What is needed: Copy all lines in the data that contain the string "this".

(Entries from a dataset of interfaces)
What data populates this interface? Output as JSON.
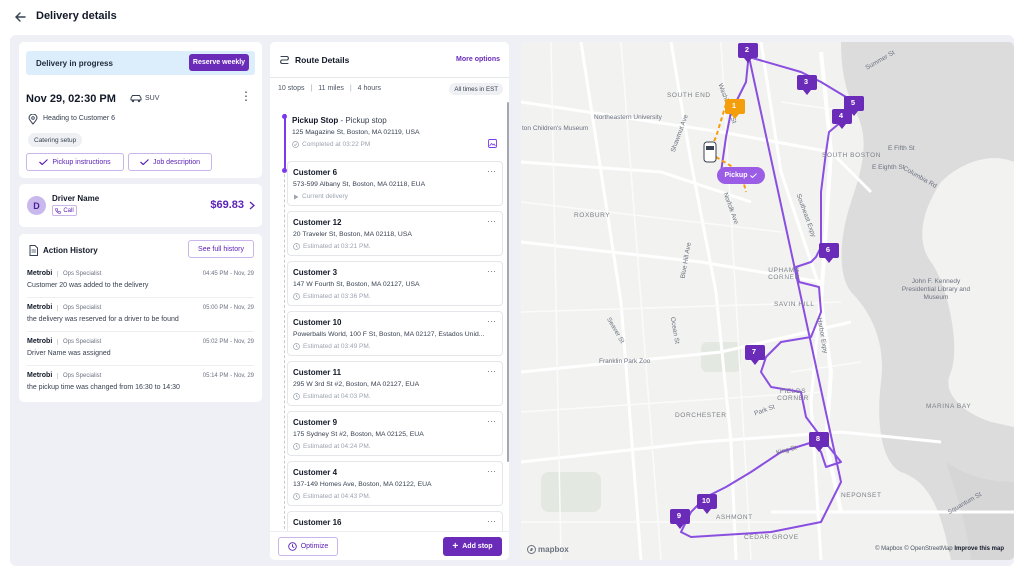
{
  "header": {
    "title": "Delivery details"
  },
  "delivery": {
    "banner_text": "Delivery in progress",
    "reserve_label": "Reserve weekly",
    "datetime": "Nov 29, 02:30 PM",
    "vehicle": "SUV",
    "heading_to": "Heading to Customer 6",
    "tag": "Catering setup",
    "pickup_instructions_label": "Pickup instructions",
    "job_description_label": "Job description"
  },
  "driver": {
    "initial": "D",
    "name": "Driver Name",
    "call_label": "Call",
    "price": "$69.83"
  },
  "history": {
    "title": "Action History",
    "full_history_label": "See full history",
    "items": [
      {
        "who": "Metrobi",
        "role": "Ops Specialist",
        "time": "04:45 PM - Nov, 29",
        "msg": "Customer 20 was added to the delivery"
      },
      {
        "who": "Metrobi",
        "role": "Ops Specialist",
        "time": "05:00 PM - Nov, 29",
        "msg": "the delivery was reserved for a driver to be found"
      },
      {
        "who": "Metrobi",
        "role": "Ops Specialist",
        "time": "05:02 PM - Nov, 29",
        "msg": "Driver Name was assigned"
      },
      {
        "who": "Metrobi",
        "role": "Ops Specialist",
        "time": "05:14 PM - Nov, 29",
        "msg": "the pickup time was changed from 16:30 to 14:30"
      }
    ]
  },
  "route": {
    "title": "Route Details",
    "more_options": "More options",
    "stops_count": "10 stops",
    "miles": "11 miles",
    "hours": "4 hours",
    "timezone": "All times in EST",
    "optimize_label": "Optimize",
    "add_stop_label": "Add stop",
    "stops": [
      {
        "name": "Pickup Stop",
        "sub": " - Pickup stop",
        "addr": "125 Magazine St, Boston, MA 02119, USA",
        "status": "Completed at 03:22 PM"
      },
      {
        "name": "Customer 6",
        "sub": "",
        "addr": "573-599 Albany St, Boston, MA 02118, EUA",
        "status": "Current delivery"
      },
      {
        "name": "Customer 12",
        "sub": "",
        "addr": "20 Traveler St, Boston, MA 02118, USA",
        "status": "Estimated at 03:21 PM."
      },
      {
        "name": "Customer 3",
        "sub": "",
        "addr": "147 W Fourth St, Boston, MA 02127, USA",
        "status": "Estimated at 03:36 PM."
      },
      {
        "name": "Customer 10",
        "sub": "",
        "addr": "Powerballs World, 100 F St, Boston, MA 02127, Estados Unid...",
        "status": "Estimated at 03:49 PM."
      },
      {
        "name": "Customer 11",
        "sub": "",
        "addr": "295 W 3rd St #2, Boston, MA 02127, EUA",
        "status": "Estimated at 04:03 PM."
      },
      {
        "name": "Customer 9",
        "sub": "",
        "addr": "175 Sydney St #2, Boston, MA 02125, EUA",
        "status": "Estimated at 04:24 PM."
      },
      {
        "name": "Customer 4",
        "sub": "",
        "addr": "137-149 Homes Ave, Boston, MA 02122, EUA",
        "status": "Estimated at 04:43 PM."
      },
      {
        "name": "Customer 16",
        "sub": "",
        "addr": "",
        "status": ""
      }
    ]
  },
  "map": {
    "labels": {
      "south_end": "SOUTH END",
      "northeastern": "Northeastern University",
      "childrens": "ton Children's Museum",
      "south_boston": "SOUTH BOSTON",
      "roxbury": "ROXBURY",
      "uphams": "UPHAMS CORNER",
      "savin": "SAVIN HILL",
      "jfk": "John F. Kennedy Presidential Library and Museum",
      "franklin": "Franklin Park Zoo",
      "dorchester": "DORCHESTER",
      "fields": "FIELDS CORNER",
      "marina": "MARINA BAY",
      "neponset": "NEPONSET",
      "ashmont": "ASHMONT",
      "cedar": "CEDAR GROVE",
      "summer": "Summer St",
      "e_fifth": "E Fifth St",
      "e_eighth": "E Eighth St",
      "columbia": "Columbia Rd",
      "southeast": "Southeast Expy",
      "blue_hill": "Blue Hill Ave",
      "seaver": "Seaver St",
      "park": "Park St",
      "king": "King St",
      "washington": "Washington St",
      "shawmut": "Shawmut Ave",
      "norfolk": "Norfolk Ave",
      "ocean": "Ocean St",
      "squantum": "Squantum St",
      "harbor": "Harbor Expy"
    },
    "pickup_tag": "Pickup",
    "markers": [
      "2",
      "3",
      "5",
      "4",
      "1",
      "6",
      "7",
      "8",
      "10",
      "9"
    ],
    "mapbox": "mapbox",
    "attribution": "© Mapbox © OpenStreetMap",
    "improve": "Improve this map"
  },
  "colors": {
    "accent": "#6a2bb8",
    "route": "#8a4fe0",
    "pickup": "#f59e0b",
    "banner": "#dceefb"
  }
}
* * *
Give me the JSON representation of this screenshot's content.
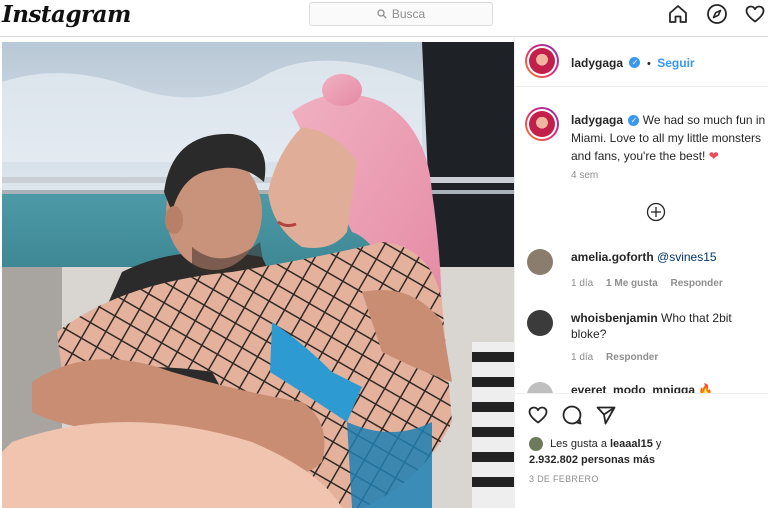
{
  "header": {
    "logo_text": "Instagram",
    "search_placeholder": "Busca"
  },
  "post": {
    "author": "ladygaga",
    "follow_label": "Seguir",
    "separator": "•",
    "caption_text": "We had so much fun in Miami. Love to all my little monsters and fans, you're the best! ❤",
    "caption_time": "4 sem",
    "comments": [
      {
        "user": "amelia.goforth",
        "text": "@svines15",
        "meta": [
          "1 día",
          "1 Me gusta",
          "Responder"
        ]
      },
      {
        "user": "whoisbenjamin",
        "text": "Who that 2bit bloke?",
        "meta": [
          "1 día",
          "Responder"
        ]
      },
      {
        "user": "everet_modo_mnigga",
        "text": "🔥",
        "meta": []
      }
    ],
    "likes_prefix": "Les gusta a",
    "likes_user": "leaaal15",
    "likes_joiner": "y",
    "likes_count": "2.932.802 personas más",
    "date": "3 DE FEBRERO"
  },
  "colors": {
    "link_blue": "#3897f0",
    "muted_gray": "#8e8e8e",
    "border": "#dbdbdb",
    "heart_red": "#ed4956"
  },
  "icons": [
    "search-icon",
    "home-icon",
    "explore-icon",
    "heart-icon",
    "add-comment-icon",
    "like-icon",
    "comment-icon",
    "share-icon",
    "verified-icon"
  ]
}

Solution to the problem:
What data populates this interface? Output as JSON.
    "improve": "Improve this map"
Give me the JSON representation of this screenshot's content.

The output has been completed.